Taylor-Johnson has delivered several excellent performances in action movies, but he’s never given a routine where he was so physically invested as he did in Outlaw King. The Scottish revolt is continued in David Mackenzie’s historical epic where Braveheart left off. Robert the Bruce (Chris Pine) organizes a small group of supporters who liberate their homeland from the British crown through the sieges of individual castles. One of the first men to swear loyalty to the “Outlaw King” is Lord James Douglas (Taylor-Johnson). Douglas’ devotion to Bruce is undeniable, but he also merely relishes the excitement of battle. He enjoys the carnage and adds a strange sense of comedy that improves the picture.
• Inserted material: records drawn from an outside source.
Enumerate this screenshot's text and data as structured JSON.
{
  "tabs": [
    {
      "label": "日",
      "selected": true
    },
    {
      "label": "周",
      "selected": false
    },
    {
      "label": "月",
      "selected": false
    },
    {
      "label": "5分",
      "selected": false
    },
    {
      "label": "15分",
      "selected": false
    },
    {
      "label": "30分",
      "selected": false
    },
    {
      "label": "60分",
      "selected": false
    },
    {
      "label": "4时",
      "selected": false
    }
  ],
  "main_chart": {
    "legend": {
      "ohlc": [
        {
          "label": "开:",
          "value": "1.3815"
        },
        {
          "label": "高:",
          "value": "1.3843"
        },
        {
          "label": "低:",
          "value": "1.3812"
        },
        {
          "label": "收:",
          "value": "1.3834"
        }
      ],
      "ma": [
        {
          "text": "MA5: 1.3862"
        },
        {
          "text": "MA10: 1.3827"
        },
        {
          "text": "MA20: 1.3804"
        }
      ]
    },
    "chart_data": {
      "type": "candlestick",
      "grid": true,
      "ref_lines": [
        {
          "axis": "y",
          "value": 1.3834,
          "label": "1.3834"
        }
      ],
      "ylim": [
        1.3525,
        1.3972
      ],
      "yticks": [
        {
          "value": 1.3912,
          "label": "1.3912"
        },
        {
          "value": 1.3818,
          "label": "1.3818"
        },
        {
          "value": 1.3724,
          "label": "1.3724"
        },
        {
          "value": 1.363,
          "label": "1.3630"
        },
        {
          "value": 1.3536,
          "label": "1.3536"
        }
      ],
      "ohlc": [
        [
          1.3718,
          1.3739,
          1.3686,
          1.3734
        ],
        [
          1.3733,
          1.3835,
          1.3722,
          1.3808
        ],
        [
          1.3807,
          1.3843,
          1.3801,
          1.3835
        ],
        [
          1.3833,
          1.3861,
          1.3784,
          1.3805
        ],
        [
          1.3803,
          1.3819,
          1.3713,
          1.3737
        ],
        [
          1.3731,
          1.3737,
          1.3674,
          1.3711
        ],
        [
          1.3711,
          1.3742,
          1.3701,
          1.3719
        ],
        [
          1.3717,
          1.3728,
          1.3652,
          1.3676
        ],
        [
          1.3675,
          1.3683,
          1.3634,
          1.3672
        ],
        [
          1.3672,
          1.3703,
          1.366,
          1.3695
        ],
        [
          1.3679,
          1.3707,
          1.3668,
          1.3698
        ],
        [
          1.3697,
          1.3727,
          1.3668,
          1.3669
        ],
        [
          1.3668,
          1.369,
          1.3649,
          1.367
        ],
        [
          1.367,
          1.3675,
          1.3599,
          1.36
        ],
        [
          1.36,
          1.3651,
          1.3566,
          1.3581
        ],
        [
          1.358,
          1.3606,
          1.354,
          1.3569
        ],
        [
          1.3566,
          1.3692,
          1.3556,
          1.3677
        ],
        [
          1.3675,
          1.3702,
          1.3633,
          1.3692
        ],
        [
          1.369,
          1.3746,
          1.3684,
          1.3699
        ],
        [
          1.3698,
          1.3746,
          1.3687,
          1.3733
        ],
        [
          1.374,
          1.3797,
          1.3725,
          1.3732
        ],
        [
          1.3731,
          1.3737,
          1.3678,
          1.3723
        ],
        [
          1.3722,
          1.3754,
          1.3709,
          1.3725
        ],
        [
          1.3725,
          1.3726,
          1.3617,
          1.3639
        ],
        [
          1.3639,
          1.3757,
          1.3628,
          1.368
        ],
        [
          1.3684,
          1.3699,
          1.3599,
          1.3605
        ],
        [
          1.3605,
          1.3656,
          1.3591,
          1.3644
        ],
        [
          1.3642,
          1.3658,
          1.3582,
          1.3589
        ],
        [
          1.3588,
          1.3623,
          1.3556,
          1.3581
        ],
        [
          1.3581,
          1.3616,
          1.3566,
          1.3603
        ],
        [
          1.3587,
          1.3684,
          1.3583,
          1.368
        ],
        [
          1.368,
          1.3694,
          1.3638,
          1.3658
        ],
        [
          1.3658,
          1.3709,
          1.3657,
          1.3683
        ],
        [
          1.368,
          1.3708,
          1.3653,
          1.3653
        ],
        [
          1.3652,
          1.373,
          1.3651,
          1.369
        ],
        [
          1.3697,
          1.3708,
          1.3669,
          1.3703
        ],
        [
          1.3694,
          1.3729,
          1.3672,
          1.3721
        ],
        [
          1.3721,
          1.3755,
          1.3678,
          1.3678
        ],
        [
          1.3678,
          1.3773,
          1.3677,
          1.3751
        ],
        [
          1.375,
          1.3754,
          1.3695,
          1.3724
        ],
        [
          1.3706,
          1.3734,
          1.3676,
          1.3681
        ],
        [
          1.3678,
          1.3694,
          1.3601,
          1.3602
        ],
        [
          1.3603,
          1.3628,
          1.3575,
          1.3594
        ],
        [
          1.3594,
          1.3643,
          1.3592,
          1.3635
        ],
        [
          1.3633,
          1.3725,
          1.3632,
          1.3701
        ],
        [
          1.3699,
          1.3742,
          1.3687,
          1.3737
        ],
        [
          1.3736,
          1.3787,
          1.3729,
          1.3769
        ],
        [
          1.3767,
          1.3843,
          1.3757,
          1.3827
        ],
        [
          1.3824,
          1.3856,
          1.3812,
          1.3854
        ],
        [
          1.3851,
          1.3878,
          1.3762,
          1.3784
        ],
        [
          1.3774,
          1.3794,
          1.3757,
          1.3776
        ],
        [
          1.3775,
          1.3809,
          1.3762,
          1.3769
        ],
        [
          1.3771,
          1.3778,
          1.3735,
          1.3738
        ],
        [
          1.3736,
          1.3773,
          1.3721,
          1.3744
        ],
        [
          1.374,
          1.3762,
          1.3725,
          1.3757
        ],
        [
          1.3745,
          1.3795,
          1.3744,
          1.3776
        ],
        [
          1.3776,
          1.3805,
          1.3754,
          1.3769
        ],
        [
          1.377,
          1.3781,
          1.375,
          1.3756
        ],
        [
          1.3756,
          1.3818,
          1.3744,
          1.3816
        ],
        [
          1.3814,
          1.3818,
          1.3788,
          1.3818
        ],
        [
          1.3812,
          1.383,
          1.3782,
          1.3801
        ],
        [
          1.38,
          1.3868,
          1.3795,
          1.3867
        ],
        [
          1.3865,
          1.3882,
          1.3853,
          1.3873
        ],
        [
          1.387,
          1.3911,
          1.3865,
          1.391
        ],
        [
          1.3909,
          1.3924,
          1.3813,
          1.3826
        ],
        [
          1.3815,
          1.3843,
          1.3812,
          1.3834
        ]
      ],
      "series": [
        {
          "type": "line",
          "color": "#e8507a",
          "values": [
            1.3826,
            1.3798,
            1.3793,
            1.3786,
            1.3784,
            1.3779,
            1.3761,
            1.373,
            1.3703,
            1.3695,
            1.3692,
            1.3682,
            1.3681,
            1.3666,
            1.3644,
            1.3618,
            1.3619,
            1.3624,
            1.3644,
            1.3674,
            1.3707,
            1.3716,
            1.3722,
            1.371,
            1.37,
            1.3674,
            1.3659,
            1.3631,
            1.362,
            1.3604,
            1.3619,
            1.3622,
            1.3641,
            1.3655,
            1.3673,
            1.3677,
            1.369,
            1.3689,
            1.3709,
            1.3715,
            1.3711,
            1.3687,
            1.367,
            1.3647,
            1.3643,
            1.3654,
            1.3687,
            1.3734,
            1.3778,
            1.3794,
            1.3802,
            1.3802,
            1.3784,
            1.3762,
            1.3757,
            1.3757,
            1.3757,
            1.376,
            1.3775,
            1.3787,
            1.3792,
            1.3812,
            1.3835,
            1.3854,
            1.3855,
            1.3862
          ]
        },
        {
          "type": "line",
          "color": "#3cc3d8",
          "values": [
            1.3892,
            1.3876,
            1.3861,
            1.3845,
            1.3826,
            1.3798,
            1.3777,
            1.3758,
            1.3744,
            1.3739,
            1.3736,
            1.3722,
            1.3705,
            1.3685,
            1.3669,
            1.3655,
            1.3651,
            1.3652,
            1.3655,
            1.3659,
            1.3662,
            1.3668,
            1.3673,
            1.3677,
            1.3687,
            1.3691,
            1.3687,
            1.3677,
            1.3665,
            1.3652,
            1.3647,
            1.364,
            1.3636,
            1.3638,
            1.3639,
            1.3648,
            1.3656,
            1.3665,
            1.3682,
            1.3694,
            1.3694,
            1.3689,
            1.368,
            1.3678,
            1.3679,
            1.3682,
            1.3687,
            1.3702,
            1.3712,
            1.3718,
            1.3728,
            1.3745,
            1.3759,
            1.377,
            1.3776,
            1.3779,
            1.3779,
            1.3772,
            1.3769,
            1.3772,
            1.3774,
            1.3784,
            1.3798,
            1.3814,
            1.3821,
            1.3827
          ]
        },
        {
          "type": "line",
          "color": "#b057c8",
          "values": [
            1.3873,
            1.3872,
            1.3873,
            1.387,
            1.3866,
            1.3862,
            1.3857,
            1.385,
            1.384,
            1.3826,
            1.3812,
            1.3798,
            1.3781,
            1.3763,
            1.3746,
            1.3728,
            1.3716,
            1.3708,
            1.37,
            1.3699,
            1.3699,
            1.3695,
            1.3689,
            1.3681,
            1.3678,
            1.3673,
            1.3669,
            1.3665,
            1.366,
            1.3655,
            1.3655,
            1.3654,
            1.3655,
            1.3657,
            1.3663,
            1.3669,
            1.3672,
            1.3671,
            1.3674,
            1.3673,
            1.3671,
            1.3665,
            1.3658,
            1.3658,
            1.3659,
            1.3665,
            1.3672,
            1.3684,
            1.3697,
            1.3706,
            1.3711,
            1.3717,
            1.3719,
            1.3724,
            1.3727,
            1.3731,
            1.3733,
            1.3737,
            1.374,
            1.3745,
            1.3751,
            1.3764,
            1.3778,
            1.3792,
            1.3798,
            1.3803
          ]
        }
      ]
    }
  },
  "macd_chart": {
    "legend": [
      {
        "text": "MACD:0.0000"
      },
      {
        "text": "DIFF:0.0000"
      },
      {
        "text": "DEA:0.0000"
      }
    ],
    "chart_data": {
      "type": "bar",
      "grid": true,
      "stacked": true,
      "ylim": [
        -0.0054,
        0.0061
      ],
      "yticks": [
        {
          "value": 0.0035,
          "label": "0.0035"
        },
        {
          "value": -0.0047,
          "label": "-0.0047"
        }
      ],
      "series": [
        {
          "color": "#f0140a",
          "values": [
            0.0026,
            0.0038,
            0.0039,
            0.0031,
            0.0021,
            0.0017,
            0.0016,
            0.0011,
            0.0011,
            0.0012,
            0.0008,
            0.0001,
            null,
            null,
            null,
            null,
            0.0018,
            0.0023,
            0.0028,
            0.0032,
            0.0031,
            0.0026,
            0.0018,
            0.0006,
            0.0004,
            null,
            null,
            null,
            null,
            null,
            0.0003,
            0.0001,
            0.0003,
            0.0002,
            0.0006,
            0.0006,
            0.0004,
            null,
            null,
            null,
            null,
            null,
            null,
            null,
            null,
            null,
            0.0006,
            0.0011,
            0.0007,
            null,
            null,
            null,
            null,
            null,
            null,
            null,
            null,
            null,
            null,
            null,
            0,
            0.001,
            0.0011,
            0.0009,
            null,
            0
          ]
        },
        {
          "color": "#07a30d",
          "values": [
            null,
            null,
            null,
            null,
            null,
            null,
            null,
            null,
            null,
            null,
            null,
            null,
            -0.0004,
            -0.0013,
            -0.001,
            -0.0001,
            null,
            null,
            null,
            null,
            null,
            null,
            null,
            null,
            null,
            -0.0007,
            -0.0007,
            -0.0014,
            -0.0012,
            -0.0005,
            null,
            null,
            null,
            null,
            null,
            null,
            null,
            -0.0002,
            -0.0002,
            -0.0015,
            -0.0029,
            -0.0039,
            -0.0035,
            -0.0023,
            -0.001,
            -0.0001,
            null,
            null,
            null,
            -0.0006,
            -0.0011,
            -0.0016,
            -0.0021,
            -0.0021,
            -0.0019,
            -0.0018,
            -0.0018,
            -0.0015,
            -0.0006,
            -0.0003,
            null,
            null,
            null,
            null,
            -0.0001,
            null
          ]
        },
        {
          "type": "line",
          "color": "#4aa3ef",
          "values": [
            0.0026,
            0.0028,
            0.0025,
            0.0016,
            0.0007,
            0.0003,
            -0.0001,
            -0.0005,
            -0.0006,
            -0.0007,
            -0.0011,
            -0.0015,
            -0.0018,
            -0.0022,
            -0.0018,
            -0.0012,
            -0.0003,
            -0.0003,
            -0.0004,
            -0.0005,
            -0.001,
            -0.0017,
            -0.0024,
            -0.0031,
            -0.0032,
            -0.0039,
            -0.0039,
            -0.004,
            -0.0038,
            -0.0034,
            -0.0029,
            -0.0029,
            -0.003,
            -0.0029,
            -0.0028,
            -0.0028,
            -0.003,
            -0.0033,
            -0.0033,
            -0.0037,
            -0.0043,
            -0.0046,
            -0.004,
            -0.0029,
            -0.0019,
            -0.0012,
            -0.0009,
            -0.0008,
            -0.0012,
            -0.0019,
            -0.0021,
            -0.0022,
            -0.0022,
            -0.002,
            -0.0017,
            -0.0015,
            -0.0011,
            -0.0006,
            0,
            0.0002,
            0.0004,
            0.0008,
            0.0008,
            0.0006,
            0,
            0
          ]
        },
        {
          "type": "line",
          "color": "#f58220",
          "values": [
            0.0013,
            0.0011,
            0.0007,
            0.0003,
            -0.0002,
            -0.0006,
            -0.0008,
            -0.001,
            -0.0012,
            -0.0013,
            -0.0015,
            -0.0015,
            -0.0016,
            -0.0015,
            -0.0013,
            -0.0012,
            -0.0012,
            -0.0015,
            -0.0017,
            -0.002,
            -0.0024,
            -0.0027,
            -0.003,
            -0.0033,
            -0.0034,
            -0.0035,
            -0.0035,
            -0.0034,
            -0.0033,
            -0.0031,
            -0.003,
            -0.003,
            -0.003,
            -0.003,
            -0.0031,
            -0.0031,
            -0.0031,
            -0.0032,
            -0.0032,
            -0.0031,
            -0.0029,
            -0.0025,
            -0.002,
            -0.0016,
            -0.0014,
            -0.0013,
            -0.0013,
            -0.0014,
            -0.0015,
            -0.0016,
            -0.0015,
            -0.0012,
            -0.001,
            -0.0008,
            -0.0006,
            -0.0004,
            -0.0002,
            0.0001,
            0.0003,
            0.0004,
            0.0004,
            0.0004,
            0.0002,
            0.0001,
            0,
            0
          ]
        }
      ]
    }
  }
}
Tangerine in Bullet Train
In his vivid portrayal as the British assassin Tangerine, Taylor-Johnson manages to steal the show in an ensemble cast that features everyone from Brad Pitt to Bad Bunny. While keeping track of every assassin on the titular Bullet Train, Tangerine and Lemon’s (Brian Tyree Henry) can be challenging, eccentric camaraderie makes their sequences go by quickly. Of course, the two have their fair share of comebacks, but their connection takes an unexpectedly poignant turn when the third act comes around.